Task goal. Each line of the records below that holds "true" should be copied out.

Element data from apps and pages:
■ ■ ■
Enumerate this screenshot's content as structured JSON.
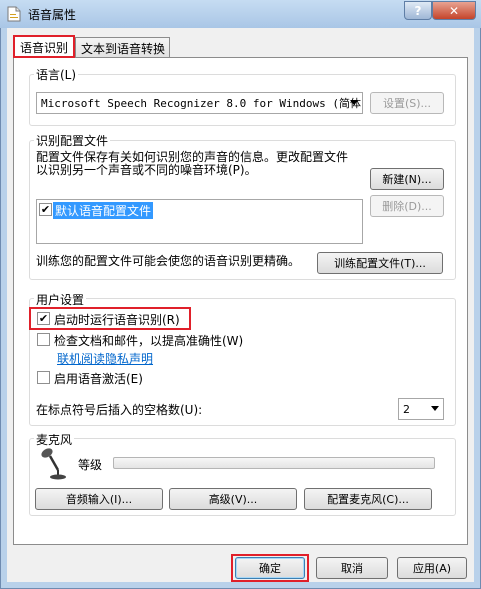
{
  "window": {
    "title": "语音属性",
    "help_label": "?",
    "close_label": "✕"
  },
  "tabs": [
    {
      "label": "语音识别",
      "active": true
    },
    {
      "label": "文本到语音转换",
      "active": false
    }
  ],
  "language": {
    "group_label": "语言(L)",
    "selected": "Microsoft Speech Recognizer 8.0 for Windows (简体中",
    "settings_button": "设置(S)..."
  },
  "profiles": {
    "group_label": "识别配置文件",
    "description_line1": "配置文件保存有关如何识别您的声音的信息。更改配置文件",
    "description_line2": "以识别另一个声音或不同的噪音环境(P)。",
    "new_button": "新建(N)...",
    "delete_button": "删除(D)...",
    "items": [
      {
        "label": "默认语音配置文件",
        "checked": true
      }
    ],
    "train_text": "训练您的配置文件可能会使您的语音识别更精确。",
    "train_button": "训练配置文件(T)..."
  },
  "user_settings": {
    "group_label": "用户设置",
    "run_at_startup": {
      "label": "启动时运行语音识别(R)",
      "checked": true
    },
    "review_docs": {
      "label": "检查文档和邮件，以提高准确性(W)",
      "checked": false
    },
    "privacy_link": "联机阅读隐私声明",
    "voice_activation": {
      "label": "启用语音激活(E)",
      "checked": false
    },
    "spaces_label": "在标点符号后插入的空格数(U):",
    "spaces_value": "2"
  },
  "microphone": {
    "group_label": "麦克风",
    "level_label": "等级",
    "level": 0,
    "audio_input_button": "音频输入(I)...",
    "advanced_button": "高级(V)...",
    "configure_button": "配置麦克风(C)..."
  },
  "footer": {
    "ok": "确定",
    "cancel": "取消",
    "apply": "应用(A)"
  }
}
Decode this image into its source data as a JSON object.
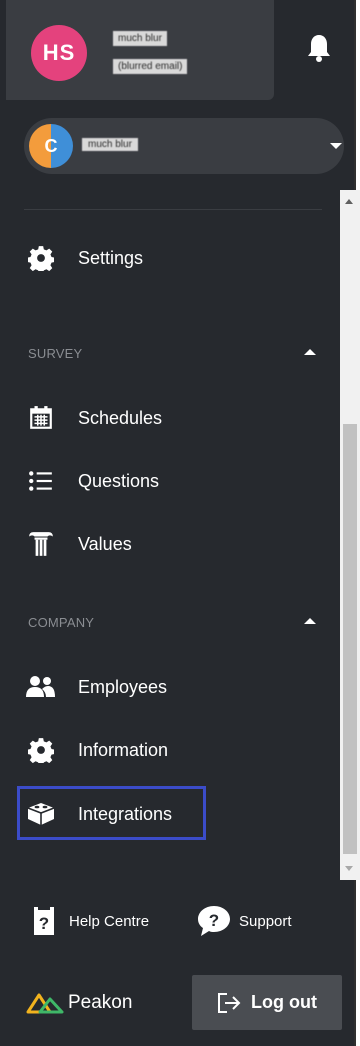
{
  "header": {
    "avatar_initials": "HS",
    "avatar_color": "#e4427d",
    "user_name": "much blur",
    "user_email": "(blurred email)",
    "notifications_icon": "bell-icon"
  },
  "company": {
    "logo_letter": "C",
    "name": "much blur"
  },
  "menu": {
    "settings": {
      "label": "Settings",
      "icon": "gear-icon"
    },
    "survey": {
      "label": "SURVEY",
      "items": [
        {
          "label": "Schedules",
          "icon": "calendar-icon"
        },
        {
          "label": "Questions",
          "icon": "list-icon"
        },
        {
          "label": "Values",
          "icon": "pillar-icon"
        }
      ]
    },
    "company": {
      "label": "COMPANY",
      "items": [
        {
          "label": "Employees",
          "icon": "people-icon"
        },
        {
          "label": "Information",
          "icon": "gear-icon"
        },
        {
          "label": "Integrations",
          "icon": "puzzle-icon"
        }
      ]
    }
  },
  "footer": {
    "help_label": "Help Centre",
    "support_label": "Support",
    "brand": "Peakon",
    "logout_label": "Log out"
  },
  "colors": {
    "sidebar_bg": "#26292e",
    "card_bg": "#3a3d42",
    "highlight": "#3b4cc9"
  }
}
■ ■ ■
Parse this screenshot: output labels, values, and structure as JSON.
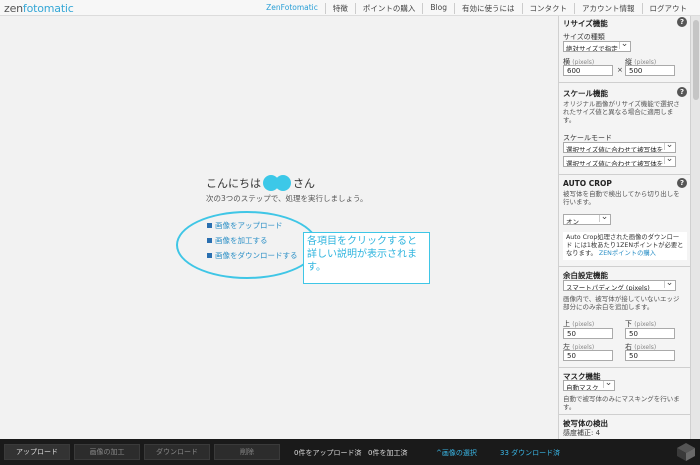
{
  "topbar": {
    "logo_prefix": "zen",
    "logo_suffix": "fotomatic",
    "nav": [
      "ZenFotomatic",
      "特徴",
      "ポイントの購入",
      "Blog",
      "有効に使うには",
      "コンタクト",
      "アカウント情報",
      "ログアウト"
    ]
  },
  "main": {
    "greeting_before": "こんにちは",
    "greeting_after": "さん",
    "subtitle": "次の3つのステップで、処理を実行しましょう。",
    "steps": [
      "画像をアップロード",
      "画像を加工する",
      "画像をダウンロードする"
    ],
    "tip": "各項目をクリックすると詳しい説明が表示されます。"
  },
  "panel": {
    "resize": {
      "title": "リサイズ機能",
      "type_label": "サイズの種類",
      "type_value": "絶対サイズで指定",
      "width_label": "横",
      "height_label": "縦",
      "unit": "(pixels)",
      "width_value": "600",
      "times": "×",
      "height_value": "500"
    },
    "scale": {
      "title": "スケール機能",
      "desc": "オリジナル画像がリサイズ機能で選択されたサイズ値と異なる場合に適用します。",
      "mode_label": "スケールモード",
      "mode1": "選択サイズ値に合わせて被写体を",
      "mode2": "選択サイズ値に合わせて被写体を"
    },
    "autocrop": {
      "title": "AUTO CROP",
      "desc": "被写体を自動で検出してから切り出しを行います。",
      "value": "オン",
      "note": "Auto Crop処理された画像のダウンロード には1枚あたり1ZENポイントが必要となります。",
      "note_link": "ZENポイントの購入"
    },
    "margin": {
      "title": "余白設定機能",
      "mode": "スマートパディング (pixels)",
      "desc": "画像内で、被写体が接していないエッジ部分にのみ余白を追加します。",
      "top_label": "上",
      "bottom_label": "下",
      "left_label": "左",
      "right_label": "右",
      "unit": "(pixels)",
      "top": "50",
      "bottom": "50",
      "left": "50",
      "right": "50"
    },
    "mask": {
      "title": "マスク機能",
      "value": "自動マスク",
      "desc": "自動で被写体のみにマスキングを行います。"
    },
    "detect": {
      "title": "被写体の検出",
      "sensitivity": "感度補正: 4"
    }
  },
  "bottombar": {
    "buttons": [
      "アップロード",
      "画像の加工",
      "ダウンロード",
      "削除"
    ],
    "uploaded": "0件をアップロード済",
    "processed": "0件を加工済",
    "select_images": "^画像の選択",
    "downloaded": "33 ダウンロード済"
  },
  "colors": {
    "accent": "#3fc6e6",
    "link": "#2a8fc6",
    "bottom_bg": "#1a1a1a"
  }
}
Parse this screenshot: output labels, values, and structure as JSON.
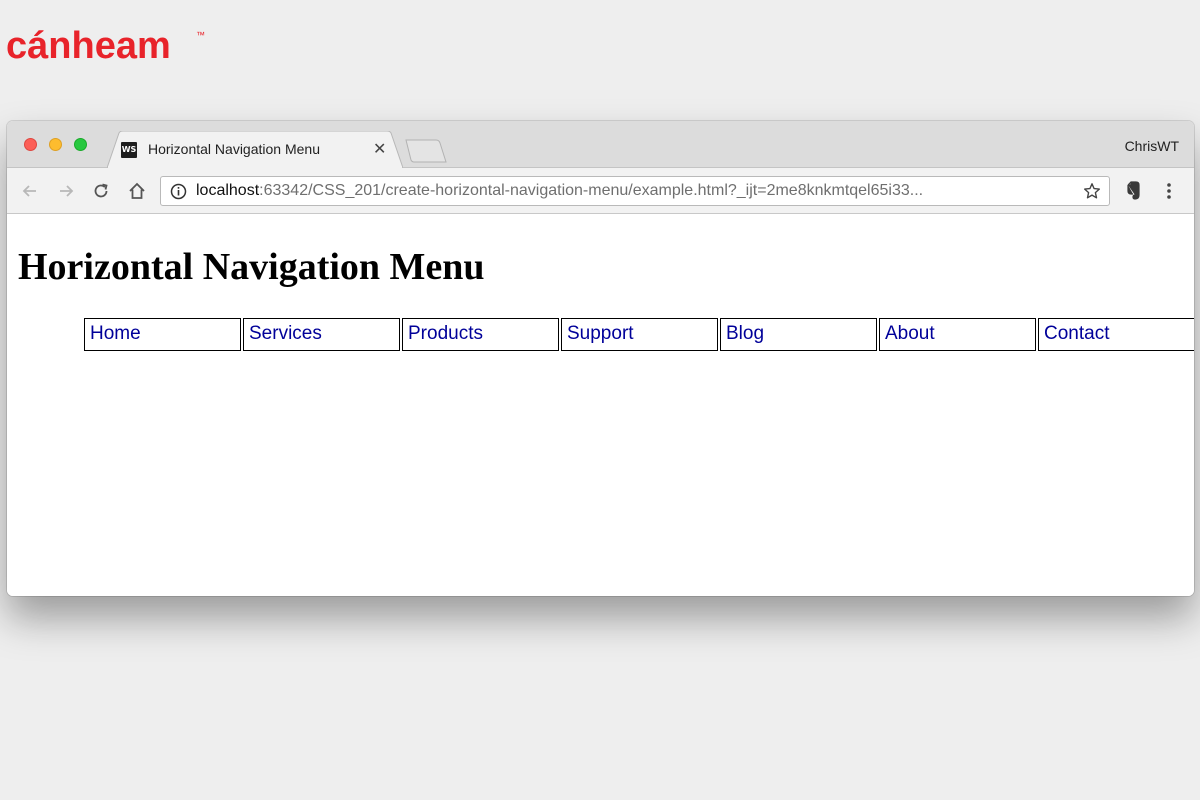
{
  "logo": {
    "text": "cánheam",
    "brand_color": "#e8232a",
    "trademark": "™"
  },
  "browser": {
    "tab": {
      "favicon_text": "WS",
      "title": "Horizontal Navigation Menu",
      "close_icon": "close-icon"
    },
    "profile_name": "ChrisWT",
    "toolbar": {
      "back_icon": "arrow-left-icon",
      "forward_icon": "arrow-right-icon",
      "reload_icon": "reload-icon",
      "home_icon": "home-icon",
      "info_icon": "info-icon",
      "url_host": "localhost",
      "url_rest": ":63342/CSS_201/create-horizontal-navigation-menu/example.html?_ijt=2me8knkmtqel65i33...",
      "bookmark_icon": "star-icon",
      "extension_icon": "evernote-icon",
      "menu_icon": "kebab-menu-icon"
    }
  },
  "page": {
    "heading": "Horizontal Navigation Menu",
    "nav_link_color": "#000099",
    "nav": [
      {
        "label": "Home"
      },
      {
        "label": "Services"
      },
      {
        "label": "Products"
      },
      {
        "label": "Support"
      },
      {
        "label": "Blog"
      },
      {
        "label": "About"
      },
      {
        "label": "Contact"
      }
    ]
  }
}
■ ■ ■
Answer to the problem.
      "active": true
        "checked": true
      "checked": true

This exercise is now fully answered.